In this way, the relatives demanded that the prisoner be released, given that he has already served two-thirds of his sentence.  However, according to the prisoner’s daughter, the authorities have denied this rqeuest: “if they don’t release him, they can transfer him to the Etla prison, because for us it is difficult and tiring to continue in this way.”  She added that on 17 April, despite the fact that the State transferred six of the Loxicha prisoners to the Santa María Ixcotel prison, his father continues to be held in the CEFERESO of Mengolí de Morelos, without any apparent reason.

In 1996, 150 individuals were arrested on the charge of pertaining to the Revolutionary Popular Army (EPR), 7 of whom were imprisoned in the Mengolí de Morelos CEFERESO.  The prisoners have been repeatedly denouncing torture and human-rights violations.

For more information (in Spanish):

Continúa el aislamiento para Zacarías Pascual García López, preso político y de consciencia de la región Loxicha (Centro de Medios Libres-México, 07 de mayo de 2014)

Piden familiares beneficio de preliberación para preso loxicha(Quadratín, 07 de mayo de 2014)

Denuncian aislamiento y tortura psicológica contra presos de Loxicha(Libertad-Oaxaca, 07 de mayo de 2014)

For more information from SIPAZ (in English):

Oaxaca: Loxicha prisoners transferred to the Central Prison of the state (29 April 2014)

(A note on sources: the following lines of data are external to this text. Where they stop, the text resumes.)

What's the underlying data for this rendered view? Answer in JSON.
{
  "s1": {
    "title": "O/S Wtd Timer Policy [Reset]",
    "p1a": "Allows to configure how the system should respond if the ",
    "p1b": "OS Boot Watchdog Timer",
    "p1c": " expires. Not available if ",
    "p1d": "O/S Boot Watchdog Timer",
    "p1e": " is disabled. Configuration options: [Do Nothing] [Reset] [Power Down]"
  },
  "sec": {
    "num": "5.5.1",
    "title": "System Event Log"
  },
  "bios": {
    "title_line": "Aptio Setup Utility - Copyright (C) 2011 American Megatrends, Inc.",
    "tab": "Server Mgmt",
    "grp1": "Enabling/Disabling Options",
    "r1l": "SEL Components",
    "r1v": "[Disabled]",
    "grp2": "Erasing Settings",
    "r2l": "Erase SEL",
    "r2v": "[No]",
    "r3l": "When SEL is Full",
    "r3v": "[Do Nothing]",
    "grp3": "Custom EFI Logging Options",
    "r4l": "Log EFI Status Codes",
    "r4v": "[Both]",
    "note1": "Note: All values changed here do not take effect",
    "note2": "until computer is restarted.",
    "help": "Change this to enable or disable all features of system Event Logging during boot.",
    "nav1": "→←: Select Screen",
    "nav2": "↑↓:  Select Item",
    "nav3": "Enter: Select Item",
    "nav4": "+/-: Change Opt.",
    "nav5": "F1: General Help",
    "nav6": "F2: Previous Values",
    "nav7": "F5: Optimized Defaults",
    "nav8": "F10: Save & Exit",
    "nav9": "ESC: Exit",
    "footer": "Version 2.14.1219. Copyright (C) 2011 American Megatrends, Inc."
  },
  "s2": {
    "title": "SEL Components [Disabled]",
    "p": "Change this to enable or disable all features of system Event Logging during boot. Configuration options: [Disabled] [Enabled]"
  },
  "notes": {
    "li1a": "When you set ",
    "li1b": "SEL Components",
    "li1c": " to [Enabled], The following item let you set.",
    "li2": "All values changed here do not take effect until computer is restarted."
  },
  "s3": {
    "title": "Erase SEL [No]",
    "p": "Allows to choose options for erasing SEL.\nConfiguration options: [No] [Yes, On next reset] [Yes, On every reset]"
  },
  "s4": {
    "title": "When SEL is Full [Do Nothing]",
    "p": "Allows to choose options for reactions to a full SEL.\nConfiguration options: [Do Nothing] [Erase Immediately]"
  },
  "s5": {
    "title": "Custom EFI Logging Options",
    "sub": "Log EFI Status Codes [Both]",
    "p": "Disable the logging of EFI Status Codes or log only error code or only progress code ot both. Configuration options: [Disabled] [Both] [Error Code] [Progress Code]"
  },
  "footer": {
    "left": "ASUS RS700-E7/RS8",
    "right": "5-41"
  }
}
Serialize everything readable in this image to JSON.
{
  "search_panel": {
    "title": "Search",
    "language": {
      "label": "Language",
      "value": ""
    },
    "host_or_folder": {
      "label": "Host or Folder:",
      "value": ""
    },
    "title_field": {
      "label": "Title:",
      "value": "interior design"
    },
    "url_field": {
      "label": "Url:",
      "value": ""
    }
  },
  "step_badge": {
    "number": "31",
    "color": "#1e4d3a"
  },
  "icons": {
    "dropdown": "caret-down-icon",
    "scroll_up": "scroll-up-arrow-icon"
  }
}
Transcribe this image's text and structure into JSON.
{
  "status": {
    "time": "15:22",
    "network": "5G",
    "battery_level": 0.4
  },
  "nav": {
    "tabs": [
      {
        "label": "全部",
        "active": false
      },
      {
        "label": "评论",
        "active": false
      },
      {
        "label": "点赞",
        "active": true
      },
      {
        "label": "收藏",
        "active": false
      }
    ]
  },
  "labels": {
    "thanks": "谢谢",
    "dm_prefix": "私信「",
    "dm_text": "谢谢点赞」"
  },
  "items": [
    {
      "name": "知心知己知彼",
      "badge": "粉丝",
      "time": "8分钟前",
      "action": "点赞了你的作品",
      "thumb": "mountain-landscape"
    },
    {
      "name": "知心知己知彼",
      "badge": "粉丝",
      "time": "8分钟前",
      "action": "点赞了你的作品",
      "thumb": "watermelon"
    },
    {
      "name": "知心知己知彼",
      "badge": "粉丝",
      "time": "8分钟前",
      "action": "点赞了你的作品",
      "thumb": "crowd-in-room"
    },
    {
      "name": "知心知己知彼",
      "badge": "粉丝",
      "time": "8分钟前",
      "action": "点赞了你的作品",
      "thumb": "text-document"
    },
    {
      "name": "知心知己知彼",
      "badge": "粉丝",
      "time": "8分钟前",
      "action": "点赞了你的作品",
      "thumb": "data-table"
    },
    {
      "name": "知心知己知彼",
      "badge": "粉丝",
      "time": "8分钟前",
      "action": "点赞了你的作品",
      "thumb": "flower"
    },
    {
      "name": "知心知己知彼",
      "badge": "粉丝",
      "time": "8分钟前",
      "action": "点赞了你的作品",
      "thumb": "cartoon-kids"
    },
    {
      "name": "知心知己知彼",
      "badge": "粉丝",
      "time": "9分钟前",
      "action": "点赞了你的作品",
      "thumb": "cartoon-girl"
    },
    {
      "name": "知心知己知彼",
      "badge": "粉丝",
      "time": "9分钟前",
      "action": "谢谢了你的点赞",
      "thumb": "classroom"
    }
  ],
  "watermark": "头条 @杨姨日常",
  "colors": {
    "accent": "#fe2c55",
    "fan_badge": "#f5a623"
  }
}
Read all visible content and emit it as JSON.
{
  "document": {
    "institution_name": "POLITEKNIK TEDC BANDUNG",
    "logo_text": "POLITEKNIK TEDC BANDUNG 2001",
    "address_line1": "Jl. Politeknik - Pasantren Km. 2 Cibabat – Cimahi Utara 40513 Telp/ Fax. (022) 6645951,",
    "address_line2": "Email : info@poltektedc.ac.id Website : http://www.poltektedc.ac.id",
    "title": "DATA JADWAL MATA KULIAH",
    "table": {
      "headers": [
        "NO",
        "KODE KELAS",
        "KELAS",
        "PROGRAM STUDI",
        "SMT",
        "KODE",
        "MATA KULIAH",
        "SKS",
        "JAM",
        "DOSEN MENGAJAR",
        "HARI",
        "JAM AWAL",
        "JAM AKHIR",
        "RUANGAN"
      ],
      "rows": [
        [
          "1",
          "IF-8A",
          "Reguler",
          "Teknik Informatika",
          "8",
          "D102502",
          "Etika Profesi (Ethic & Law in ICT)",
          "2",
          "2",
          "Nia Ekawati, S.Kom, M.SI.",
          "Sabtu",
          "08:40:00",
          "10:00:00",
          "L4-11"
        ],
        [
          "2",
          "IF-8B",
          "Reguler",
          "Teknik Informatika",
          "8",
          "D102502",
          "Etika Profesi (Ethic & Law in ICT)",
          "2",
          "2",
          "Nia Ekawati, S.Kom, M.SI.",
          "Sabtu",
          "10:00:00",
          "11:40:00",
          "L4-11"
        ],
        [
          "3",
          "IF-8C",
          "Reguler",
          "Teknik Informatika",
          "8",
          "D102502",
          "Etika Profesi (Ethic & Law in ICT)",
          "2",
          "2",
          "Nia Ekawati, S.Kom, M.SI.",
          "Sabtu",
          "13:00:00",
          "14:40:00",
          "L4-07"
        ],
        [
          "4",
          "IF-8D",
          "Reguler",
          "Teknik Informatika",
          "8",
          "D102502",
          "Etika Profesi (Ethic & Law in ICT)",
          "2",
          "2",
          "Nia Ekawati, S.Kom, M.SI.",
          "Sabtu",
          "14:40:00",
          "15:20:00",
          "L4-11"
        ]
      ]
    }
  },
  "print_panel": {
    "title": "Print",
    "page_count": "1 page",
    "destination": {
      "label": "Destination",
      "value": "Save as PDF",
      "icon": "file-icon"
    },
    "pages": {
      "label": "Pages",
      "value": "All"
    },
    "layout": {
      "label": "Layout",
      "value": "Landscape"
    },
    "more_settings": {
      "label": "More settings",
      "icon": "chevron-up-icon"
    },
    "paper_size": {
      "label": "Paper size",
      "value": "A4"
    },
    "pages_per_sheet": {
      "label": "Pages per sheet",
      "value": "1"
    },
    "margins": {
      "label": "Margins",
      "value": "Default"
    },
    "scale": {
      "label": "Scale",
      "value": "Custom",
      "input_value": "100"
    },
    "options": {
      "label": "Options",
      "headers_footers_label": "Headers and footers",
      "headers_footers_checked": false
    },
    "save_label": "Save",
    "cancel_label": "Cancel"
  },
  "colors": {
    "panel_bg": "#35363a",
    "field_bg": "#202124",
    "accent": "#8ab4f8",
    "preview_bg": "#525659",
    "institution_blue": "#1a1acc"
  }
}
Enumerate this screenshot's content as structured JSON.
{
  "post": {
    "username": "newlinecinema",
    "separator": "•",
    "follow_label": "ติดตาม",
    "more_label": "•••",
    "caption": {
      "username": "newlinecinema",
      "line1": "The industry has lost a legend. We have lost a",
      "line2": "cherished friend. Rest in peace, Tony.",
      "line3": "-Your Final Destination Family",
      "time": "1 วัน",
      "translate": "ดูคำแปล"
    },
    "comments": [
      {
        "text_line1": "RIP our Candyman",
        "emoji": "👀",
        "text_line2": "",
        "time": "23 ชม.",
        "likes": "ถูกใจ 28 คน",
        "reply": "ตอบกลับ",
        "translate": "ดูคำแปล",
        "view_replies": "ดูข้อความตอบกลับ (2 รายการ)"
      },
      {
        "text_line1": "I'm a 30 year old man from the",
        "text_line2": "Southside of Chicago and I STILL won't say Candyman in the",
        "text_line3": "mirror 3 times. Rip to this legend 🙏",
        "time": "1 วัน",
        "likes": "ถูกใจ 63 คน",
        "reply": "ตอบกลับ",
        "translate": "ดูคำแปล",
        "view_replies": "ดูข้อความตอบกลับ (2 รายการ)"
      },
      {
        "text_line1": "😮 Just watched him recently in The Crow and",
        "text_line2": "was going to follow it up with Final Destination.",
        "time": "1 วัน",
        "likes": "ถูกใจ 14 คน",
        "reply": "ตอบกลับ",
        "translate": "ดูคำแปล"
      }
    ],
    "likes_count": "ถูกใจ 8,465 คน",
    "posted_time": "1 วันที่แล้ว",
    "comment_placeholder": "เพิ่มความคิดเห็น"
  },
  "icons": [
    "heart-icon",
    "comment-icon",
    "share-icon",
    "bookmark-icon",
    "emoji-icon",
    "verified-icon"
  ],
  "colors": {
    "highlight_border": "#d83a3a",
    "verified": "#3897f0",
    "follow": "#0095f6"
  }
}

Oaxaca: Loxicha prisoner is released after 15 years’ imprisonment (24 de junio de 2011)

Oaxaca: Liberation of 4 Loxicha prisoners (31 July 2009)